▶ TASK DESCRIPTION
Collect all lines below with the string "size".

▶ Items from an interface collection

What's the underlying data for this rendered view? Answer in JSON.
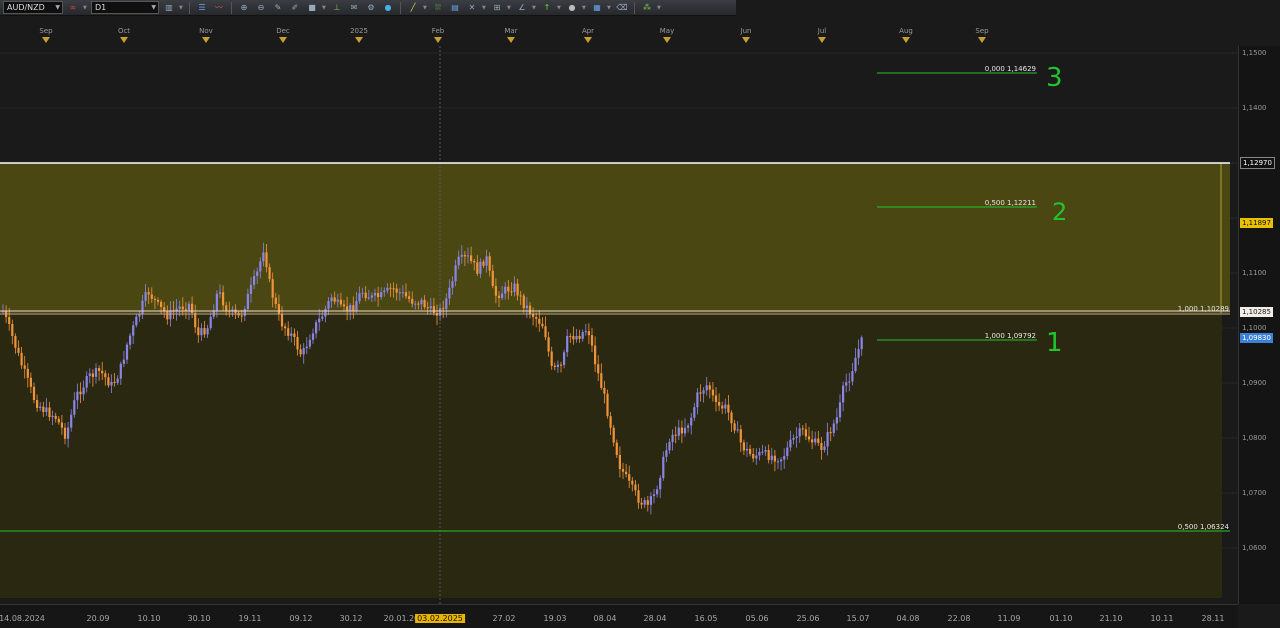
{
  "toolbar": {
    "symbol": "AUD/NZD",
    "timeframe": "D1",
    "icons": [
      "chart-type-icon",
      "templates-icon",
      "indicators-icon",
      "zoom-in-icon",
      "zoom-out-icon",
      "pencil-icon",
      "drawing-tools-icon",
      "trend-line-icon",
      "text-icon",
      "shapes-icon",
      "magnet-icon",
      "fibonacci-icon",
      "channel-icon",
      "rectangle-icon",
      "crosshair-icon",
      "pitchfork-icon",
      "circle-icon",
      "eraser-icon",
      "alerts-icon"
    ]
  },
  "top_axis": {
    "labels": [
      "Sep",
      "Oct",
      "Nov",
      "Dec",
      "2025",
      "Feb",
      "Mar",
      "Apr",
      "May",
      "Jun",
      "Jul",
      "Aug",
      "Sep"
    ]
  },
  "price_axis": {
    "ticks": [
      "1,1500",
      "1,1400",
      "1,1100",
      "1,1000",
      "1,0900",
      "1,0800",
      "1,0700",
      "1,0600"
    ],
    "tags": {
      "upper_zone": "1,12970",
      "current_hi": "1,11897",
      "mid_zone": "1,10285",
      "bid": "1,09830"
    }
  },
  "fib_levels": [
    {
      "label": "0,000 1,14629"
    },
    {
      "label": "0,500 1,12211"
    },
    {
      "label": "1,000 1,09792"
    },
    {
      "label": "1,000 1,10289"
    },
    {
      "label": "0,500 1,06324"
    }
  ],
  "annotations": [
    "3",
    "2",
    "1"
  ],
  "bottom_axis": {
    "labels": [
      "14.08.2024",
      "20.09",
      "10.10",
      "30.10",
      "19.11",
      "09.12",
      "30.12",
      "20.01.202",
      "03.02.2025",
      "27.02",
      "19.03",
      "08.04",
      "28.04",
      "16.05",
      "05.06",
      "25.06",
      "15.07",
      "04.08",
      "22.08",
      "11.09",
      "01.10",
      "21.10",
      "10.11",
      "28.11"
    ],
    "active": "03.02.2025"
  },
  "colors": {
    "bull": "#8a85e6",
    "bear": "#f0943a",
    "zone_upper": "#4a4712",
    "zone_lower": "#2a2810",
    "fib_green": "#22c42e",
    "white_line": "#ffffff"
  }
}
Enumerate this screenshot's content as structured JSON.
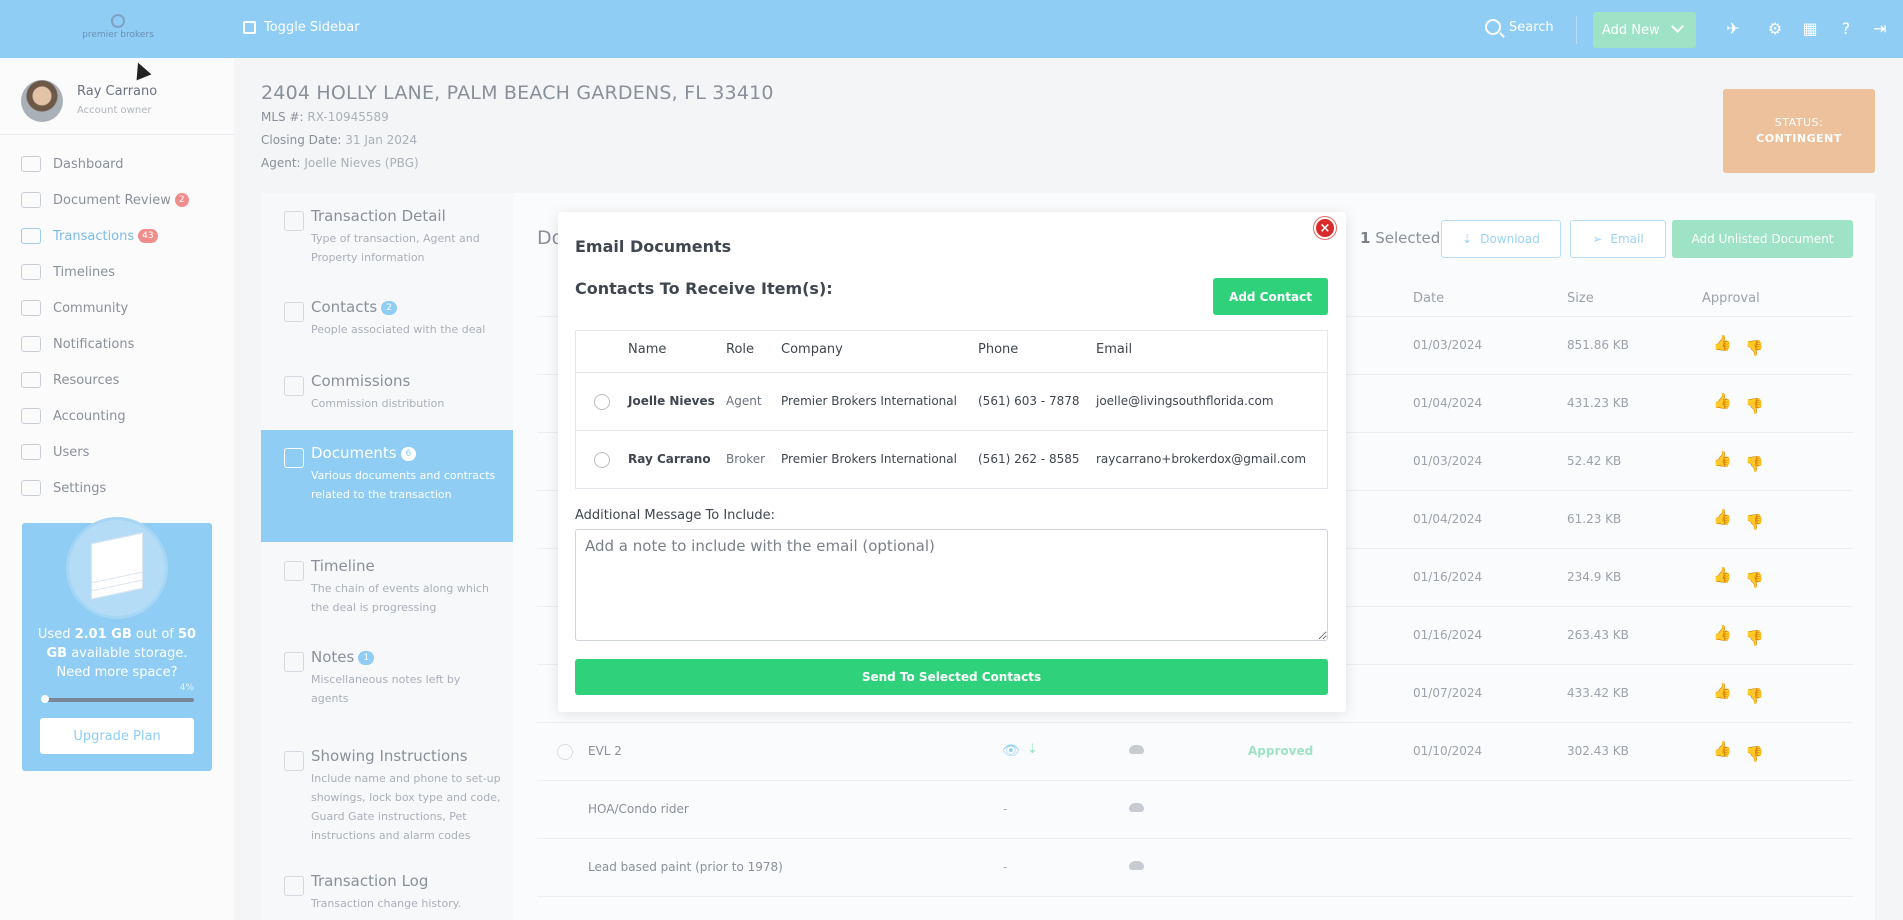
{
  "topbar": {
    "logo_text": "premier brokers",
    "toggle_label": "Toggle Sidebar",
    "search_label": "Search",
    "add_new_label": "Add New"
  },
  "user": {
    "name": "Ray Carrano",
    "role": "Account owner"
  },
  "sidebar": {
    "items": [
      {
        "label": "Dashboard",
        "icon": "dashboard-icon"
      },
      {
        "label": "Document Review",
        "badge": "2",
        "icon": "document-review-icon"
      },
      {
        "label": "Transactions",
        "badge": "43",
        "icon": "transactions-icon",
        "active": true
      },
      {
        "label": "Timelines",
        "icon": "timelines-icon"
      },
      {
        "label": "Community",
        "icon": "community-icon"
      },
      {
        "label": "Notifications",
        "icon": "notifications-icon"
      },
      {
        "label": "Resources",
        "icon": "resources-icon"
      },
      {
        "label": "Accounting",
        "icon": "accounting-icon"
      },
      {
        "label": "Users",
        "icon": "users-icon"
      },
      {
        "label": "Settings",
        "icon": "settings-icon"
      }
    ]
  },
  "storage": {
    "used_prefix": "Used ",
    "used": "2.01 GB",
    "mid": " out of ",
    "total": "50 GB",
    "suffix": " available storage.",
    "question": "Need more space?",
    "percent_label": "4%",
    "percent_value": 4,
    "upgrade_label": "Upgrade Plan"
  },
  "transaction": {
    "address": "2404 HOLLY LANE, PALM BEACH GARDENS, FL 33410",
    "mls_label": "MLS #:",
    "mls": "RX-10945589",
    "closing_label": "Closing Date:",
    "closing": "31 Jan 2024",
    "agent_label": "Agent:",
    "agent": "Joelle Nieves (PBG)",
    "status_label": "STATUS:",
    "status": "CONTINGENT"
  },
  "tabs": [
    {
      "title": "Transaction Detail",
      "desc": "Type of transaction, Agent and Property information"
    },
    {
      "title": "Contacts",
      "badge": "2",
      "desc": "People associated with the deal"
    },
    {
      "title": "Commissions",
      "desc": "Commission distribution"
    },
    {
      "title": "Documents",
      "badge": "6",
      "desc": "Various documents and contracts related to the transaction"
    },
    {
      "title": "Timeline",
      "desc": "The chain of events along which the deal is progressing"
    },
    {
      "title": "Notes",
      "badge": "1",
      "desc": "Miscellaneous notes left by agents"
    },
    {
      "title": "Showing Instructions",
      "desc": "Include name and phone to set-up showings, lock box type and code, Guard Gate instructions, Pet instructions and alarm codes"
    },
    {
      "title": "Transaction Log",
      "desc": "Transaction change history."
    }
  ],
  "documents": {
    "title_partial": "Do",
    "selected_count": "1",
    "selected_label": "Selected",
    "download_label": "Download",
    "email_label": "Email",
    "add_unlisted_label": "Add Unlisted Document",
    "columns": {
      "date": "Date",
      "size": "Size",
      "approval": "Approval"
    },
    "rows": [
      {
        "date": "01/03/2024",
        "size": "851.86 KB"
      },
      {
        "date": "01/04/2024",
        "size": "431.23 KB"
      },
      {
        "date": "01/03/2024",
        "size": "52.42 KB"
      },
      {
        "date": "01/04/2024",
        "size": "61.23 KB"
      },
      {
        "date": "01/16/2024",
        "size": "234.9 KB"
      },
      {
        "date": "01/16/2024",
        "size": "263.43 KB"
      },
      {
        "date": "01/07/2024",
        "size": "433.42 KB"
      },
      {
        "name": "EVL 2",
        "status": "Approved",
        "date": "01/10/2024",
        "size": "302.43 KB"
      },
      {
        "name": "HOA/Condo rider",
        "dash": "-"
      },
      {
        "name": "Lead based paint (prior to 1978)",
        "dash": "-"
      }
    ]
  },
  "modal": {
    "title": "Email Documents",
    "subtitle": "Contacts To Receive Item(s):",
    "add_contact_label": "Add Contact",
    "columns": {
      "name": "Name",
      "role": "Role",
      "company": "Company",
      "phone": "Phone",
      "email": "Email"
    },
    "contacts": [
      {
        "name": "Joelle Nieves",
        "role": "Agent",
        "company": "Premier Brokers International",
        "phone": "(561) 603 - 7878",
        "email": "joelle@livingsouthflorida.com"
      },
      {
        "name": "Ray Carrano",
        "role": "Broker",
        "company": "Premier Brokers International",
        "phone": "(561) 262 - 8585",
        "email": "raycarrano+brokerdox@gmail.com"
      }
    ],
    "message_label": "Additional Message To Include:",
    "message_placeholder": "Add a note to include with the email (optional)",
    "message_value": "",
    "send_label": "Send To Selected Contacts",
    "close_glyph": "×"
  }
}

▶ FINAL ANSWER
      "size": "Size",
        "size": "851.86 KB"
        "size": "431.23 KB"
        "size": "52.42 KB"
        "size": "61.23 KB"
        "size": "234.9 KB"
        "size": "263.43 KB"
        "size": "433.42 KB"
        "size": "302.43 KB"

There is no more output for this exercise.